Once eligible, the amount of the allocation can vary widely. News outlets have been asked to submit 2023 employment data, which will be used to determine full-time equivalent employees. This may ensure that large media companies are compensated for employees that may not even exist today given the layoffs over the past year. If those numbers are similarly locked in for five years, big media companies will continue to benefit from payments for non-existent employees for many years, while independent outlets may be stuck at far lower compensation even as they grow. Should this emerge, the actual employee compensation would be significantly higher for legacy, larger players than for new entrants.

The concern—borne out by the proposed Online News Media Collective governance structure —is that independent and digital media outlets are almost entirely excluded from the governance process. In the case of News Publishers Collective, there is no representation of Indigenous or non-profit media. Press Forward, which is the only organization that represents more diverse business models, only has one position. Moreover, the membership structure is similarly imbalanced as it is weighted by employees, thereby granting for more power to the larger players.

As if that were not bad enough, there are fears that the Online News Media Collective will not be fully transparent. There is nothing in Bill C-18 or its regulations that require regular audits to ensure all media remain eligible and adjust payments according to updated employee numbers. Without a fully transparent approach, a collective biased toward large media has no incentive to admit new members or update employee data. In fact, the opposite may be true.

Bill C-18 has already caused enormous harm for independent and digital media outlets given Meta’s exit from the Canadian news market, since newer entrants relied more heavily on Facebook news links than larger, legacy players. Moreover, the market uncertainty fuelled by Bill C-18 has made it more difficult to attract investment, which also disproportionately hurts independent outlets (and the CBC not at all).

The Google money was the government’s attempt to avoid a total disaster, but having ignored many implementation concerns raised during hearings on Bill C-18, it has left legislation that is open to governance capture and limited transparency. It now falls to Google to select a collective that will not only ensure that it receives a CRTC exemption but one that will act in the best interests of all media outlets to avoid control by larger players and set the table for more innovative media systems in Canada.

Trevor Tombe: The experts who downplay affordability issues are wrong. You’re right to be worried about the pinch

Commentary
Stefani Balinsky checks prices as she shops in her local grocery store using a calculator in Montreal, Wednesday March 27, 2024. Christinne Muschi/The Canadian Press.

Why inflation feels higher than the statistics suggest

Next week, the Bank of Canada will decide whether to lower interest rates or wait for (at least) another seven weeks.

The evidence that rates should fall is mounting.

Consider three of the Bank of Canada’s own core measures of inflation. These strip out volatile items, so they provide a decent indicator of where overall inflation is headed. As I illustrate below, all three show price rises below the Bank’s 2 percent inflation target in recent months.
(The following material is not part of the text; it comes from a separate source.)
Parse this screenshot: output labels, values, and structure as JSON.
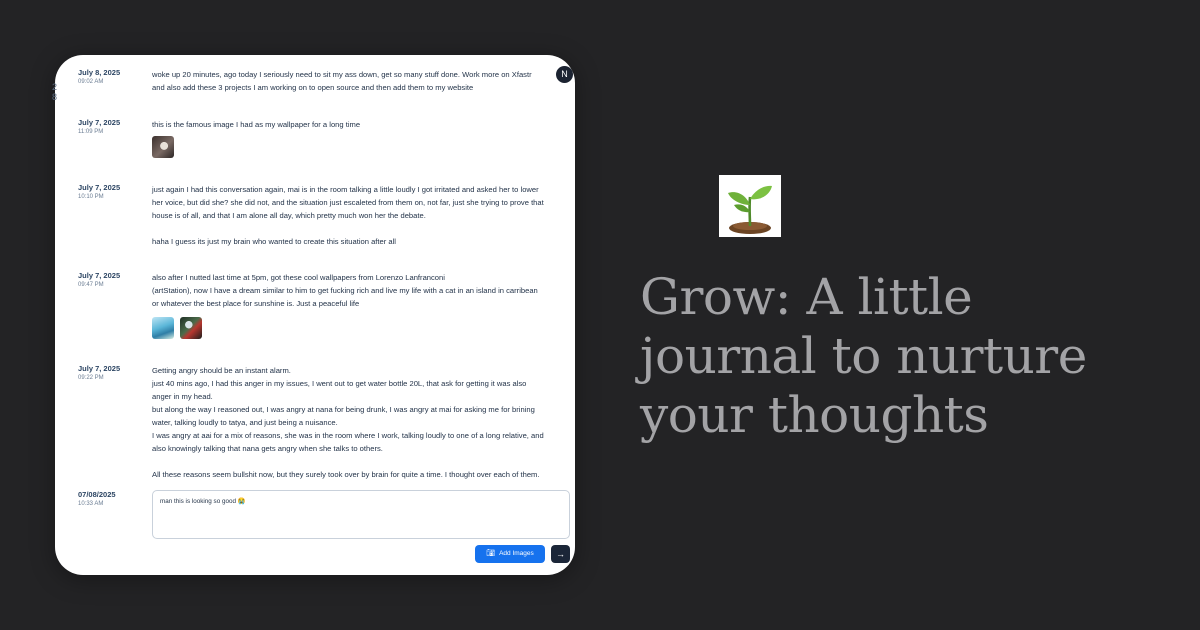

Graphic credit: Janice Nelson.

At its last interest rate decision, it said that before lowering rates, it “will be looking for evidence that this downward momentum is sustained.” It now has that evidence.

Falling inflation is undoubtedly good news. And if rates fall, all the better. Despite this, the broader Canadian public is unlikely to feel much better. Many might question, or even outright reject, the data itself.

And they’ll have a point.

Not because the data is manipulated, to be clear. (I’m not peddling a conspiracy theory here.) But because our experience of inflation is worse than what the headline inflation statistics suggest.